▶ _The task_
Exact output of all the records is required.

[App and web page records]
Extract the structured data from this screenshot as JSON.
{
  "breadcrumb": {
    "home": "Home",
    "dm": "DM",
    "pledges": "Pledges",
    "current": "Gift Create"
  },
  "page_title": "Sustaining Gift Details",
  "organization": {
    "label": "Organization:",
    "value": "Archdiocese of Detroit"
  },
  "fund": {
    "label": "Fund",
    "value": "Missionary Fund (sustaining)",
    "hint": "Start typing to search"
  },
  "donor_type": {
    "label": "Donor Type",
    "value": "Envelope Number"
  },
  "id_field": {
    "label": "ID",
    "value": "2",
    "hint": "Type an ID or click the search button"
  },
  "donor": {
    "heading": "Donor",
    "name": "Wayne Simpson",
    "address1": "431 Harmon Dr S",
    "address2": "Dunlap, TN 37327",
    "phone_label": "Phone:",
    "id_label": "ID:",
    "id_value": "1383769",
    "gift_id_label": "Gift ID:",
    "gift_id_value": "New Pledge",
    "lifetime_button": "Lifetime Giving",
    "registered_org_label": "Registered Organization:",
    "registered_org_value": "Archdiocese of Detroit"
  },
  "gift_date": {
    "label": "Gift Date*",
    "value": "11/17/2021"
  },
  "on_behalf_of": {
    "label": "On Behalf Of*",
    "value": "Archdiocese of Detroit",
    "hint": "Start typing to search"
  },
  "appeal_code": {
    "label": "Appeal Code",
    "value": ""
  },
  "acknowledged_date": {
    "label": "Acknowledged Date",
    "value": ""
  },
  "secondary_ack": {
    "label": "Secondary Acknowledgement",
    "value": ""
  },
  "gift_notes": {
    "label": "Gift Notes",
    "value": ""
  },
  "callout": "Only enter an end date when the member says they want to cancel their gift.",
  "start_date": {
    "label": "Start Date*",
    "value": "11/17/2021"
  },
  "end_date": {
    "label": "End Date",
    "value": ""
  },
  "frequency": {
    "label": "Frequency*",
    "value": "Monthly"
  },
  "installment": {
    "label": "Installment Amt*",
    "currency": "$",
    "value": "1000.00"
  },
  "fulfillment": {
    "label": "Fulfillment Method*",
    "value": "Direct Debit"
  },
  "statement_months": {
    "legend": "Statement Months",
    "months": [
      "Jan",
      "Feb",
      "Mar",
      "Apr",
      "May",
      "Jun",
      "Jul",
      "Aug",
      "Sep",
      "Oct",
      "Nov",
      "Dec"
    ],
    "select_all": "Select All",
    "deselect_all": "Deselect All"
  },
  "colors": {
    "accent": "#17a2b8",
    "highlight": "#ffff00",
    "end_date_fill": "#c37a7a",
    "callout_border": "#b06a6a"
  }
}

▶ _Answer section_
Extract the structured data from this screenshot as JSON.
{
  "breadcrumb": {
    "home": "Home",
    "dm": "DM",
    "pledges": "Pledges",
    "current": "Gift Create"
  },
  "page_title": "Sustaining Gift Details",
  "organization": {
    "label": "Organization:",
    "value": "Archdiocese of Detroit"
  },
  "fund": {
    "label": "Fund",
    "value": "Missionary Fund (sustaining)",
    "hint": "Start typing to search"
  },
  "donor_type": {
    "label": "Donor Type",
    "value": "Envelope Number"
  },
  "id_field": {
    "label": "ID",
    "value": "2",
    "hint": "Type an ID or click the search button"
  },
  "donor": {
    "heading": "Donor",
    "name": "Wayne Simpson",
    "address1": "431 Harmon Dr S",
    "address2": "Dunlap, TN 37327",
    "phone_label": "Phone:",
    "id_label": "ID:",
    "id_value": "1383769",
    "gift_id_label": "Gift ID:",
    "gift_id_value": "New Pledge",
    "lifetime_button": "Lifetime Giving",
    "registered_org_label": "Registered Organization:",
    "registered_org_value": "Archdiocese of Detroit"
  },
  "gift_date": {
    "label": "Gift Date*",
    "value": "11/17/2021"
  },
  "on_behalf_of": {
    "label": "On Behalf Of*",
    "value": "Archdiocese of Detroit",
    "hint": "Start typing to search"
  },
  "appeal_code": {
    "label": "Appeal Code",
    "value": ""
  },
  "acknowledged_date": {
    "label": "Acknowledged Date",
    "value": ""
  },
  "secondary_ack": {
    "label": "Secondary Acknowledgement",
    "value": ""
  },
  "gift_notes": {
    "label": "Gift Notes",
    "value": ""
  },
  "callout": "Only enter an end date when the member says they want to cancel their gift.",
  "start_date": {
    "label": "Start Date*",
    "value": "11/17/2021"
  },
  "end_date": {
    "label": "End Date",
    "value": ""
  },
  "frequency": {
    "label": "Frequency*",
    "value": "Monthly"
  },
  "installment": {
    "label": "Installment Amt*",
    "currency": "$",
    "value": "1000.00"
  },
  "fulfillment": {
    "label": "Fulfillment Method*",
    "value": "Direct Debit"
  },
  "statement_months": {
    "legend": "Statement Months",
    "months": [
      "Jan",
      "Feb",
      "Mar",
      "Apr",
      "May",
      "Jun",
      "Jul",
      "Aug",
      "Sep",
      "Oct",
      "Nov",
      "Dec"
    ],
    "select_all": "Select All",
    "deselect_all": "Deselect All"
  },
  "colors": {
    "accent": "#17a2b8",
    "highlight": "#ffff00",
    "end_date_fill": "#c37a7a",
    "callout_border": "#b06a6a"
  }
}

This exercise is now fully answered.